____ Data section

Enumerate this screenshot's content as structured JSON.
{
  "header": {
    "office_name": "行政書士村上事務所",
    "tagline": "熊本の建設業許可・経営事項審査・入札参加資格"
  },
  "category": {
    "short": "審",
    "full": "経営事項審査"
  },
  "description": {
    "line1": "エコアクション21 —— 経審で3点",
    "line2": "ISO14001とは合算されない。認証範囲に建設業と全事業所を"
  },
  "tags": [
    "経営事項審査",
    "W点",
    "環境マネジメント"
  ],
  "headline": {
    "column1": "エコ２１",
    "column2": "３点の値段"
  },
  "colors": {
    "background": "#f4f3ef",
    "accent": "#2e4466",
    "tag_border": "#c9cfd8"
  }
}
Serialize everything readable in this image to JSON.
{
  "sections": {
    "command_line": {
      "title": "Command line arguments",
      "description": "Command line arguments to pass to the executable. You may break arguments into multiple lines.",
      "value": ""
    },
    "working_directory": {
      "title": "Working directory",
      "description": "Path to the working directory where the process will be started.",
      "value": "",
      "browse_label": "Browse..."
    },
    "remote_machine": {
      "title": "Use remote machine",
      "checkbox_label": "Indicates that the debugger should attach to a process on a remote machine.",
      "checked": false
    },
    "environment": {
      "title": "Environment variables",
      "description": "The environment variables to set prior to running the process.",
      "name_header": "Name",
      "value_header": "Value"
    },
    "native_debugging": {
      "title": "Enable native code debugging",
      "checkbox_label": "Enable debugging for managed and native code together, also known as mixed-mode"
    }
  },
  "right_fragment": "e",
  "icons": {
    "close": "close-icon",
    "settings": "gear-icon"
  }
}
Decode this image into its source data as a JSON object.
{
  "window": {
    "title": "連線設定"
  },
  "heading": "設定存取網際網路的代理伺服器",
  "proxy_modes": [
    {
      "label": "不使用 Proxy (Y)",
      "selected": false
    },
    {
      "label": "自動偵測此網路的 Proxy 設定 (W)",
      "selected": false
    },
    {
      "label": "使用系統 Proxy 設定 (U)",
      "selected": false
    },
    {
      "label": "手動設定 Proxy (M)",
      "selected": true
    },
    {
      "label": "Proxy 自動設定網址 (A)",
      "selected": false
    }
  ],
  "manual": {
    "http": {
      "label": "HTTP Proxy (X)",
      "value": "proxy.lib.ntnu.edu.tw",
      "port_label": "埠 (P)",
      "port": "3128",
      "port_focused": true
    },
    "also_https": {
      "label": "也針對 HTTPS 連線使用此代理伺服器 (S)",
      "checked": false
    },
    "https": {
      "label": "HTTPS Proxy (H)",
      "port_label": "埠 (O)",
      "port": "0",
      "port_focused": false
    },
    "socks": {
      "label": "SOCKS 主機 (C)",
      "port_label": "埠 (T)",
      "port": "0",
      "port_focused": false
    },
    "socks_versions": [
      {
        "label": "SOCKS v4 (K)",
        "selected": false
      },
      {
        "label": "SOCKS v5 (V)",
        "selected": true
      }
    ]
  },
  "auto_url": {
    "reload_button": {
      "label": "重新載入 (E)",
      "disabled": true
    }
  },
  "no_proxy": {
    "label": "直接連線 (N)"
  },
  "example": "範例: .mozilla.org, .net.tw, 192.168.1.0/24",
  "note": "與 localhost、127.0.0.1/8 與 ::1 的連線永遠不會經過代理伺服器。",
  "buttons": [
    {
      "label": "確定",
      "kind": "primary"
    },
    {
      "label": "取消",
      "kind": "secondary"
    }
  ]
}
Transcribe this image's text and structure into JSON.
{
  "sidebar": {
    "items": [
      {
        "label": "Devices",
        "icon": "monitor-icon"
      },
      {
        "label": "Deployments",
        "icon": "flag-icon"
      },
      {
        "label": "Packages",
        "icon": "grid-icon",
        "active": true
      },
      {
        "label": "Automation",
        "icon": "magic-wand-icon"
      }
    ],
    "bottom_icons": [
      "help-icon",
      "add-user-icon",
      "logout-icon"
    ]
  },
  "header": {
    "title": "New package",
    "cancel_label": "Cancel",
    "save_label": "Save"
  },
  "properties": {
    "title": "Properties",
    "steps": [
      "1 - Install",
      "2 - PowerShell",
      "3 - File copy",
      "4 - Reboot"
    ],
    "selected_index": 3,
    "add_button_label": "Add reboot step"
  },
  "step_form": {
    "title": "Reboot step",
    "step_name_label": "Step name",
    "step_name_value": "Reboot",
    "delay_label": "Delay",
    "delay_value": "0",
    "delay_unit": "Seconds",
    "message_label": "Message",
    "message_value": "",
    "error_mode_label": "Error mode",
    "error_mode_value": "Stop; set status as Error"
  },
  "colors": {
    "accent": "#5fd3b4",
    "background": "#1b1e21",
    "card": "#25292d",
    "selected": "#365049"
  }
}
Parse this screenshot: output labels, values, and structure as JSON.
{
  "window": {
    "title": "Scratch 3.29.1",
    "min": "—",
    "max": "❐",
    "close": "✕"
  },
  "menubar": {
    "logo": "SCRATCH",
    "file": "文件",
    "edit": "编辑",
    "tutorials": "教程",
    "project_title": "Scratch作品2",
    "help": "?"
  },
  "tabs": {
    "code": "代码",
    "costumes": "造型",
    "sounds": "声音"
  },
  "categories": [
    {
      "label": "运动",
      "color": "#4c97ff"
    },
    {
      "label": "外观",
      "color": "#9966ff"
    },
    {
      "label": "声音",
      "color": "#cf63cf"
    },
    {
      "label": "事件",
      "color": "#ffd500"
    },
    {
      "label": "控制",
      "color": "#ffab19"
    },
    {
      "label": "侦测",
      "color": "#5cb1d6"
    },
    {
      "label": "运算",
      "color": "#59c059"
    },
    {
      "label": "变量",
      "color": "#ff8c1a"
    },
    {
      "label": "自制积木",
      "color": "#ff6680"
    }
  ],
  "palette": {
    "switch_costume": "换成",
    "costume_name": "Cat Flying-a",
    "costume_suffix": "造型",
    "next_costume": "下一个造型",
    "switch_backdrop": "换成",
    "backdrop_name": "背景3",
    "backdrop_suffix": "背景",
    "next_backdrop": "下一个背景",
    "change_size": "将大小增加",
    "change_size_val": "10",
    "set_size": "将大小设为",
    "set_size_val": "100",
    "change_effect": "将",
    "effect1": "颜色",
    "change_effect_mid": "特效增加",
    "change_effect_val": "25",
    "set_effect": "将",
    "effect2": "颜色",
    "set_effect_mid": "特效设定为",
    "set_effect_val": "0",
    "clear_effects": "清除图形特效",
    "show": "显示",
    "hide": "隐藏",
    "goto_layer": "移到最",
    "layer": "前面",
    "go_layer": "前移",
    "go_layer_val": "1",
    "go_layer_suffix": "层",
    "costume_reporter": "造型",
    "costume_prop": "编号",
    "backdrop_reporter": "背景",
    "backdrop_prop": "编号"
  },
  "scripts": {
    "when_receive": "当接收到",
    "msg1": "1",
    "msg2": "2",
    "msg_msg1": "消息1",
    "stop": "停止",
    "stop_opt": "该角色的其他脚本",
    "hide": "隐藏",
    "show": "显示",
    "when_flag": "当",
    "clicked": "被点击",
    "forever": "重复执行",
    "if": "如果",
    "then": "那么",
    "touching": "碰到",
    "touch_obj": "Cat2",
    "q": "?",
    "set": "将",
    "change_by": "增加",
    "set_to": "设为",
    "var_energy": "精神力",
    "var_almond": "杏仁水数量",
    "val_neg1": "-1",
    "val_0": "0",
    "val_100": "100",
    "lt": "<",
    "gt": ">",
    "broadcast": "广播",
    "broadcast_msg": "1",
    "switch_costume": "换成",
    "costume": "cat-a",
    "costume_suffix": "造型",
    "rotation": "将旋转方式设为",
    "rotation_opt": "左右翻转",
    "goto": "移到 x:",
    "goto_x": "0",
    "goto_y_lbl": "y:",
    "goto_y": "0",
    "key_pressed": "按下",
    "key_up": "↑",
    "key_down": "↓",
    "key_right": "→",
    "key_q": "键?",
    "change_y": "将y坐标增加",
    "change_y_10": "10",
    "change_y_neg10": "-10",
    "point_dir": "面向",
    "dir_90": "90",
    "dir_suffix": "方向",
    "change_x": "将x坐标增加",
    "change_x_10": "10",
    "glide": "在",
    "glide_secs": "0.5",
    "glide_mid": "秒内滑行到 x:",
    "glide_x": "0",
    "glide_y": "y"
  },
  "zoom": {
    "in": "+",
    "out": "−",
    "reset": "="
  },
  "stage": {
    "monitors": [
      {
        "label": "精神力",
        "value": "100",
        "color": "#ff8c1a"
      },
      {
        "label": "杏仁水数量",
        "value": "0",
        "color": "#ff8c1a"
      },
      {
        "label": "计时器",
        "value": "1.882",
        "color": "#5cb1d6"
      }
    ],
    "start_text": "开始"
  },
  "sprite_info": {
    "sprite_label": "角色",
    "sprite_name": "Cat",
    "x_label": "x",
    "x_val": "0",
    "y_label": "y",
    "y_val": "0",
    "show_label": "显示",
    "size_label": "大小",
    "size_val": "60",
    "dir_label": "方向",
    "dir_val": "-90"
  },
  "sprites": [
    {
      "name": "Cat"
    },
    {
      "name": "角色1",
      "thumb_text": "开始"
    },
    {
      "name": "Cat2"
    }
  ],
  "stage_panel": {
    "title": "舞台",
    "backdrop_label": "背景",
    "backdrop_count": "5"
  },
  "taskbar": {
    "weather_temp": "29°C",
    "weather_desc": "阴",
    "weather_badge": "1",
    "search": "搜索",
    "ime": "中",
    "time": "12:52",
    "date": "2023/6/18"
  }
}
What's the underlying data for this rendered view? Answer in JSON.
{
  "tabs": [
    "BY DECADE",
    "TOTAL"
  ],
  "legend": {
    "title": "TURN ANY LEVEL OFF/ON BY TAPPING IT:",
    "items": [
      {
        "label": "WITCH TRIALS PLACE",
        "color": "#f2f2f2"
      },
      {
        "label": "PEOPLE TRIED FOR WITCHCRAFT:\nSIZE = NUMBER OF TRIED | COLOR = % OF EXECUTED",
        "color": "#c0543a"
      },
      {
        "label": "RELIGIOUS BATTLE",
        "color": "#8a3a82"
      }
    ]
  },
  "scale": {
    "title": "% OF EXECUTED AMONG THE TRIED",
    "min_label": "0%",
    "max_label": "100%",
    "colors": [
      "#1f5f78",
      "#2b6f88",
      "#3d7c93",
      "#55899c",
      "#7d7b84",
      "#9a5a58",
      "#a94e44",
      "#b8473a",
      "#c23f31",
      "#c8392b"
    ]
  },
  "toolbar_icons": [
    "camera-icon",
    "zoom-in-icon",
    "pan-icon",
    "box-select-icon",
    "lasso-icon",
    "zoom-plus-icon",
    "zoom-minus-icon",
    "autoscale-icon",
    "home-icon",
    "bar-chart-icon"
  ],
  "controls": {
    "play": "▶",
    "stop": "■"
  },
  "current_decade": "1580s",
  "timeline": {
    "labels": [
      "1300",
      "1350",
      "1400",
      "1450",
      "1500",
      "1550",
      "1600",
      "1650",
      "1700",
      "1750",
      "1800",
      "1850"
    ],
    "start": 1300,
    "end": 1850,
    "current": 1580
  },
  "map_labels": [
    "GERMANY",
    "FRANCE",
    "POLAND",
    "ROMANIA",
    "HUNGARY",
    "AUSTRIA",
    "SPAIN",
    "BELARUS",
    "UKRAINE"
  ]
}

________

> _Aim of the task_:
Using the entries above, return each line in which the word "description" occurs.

> _Output for this exercise_:
  "description": {
      "description": "Command line arguments to pass to the executable. You may break arguments into multiple lines.",
      "description": "Path to the working directory where the process will be started.",
      "description": "The environment variables to set prior to running the process.",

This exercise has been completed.